DATA RECORDS Start Marker

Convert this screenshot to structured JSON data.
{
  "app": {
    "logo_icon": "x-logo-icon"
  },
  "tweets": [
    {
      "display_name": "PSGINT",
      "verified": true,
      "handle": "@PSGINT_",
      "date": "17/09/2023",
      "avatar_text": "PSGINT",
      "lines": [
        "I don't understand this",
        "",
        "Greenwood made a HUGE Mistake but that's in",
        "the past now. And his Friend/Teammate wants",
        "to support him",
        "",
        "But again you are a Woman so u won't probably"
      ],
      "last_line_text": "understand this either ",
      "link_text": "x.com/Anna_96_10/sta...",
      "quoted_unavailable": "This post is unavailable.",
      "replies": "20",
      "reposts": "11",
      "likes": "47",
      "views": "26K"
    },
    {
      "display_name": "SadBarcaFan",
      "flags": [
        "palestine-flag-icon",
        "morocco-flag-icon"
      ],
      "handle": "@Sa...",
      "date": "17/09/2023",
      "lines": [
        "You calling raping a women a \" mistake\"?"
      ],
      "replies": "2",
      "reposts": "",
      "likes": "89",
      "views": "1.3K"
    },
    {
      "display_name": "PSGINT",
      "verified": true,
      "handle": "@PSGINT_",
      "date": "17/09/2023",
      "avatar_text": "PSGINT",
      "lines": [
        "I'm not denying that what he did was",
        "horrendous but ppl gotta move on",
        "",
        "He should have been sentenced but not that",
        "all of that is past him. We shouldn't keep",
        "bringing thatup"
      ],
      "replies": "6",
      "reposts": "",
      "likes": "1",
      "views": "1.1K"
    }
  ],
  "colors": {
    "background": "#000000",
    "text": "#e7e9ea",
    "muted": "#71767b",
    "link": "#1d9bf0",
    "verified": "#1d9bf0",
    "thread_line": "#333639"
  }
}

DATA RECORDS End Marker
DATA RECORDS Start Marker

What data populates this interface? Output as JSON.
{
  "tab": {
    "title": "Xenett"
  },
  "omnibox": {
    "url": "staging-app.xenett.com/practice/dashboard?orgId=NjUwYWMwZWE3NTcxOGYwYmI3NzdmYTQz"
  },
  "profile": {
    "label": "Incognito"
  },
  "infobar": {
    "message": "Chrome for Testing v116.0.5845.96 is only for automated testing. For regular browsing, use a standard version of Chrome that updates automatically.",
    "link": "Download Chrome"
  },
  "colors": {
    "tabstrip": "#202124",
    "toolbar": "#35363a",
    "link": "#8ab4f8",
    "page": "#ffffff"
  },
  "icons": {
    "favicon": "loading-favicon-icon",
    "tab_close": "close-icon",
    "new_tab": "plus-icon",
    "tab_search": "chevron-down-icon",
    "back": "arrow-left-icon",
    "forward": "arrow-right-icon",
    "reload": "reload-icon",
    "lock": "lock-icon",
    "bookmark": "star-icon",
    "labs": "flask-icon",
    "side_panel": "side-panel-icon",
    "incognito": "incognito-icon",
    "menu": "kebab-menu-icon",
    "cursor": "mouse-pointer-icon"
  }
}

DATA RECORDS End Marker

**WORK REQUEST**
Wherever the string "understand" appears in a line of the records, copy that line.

**RESPONSE**
        "I don't understand this",
      "last_line_text": "understand this either ",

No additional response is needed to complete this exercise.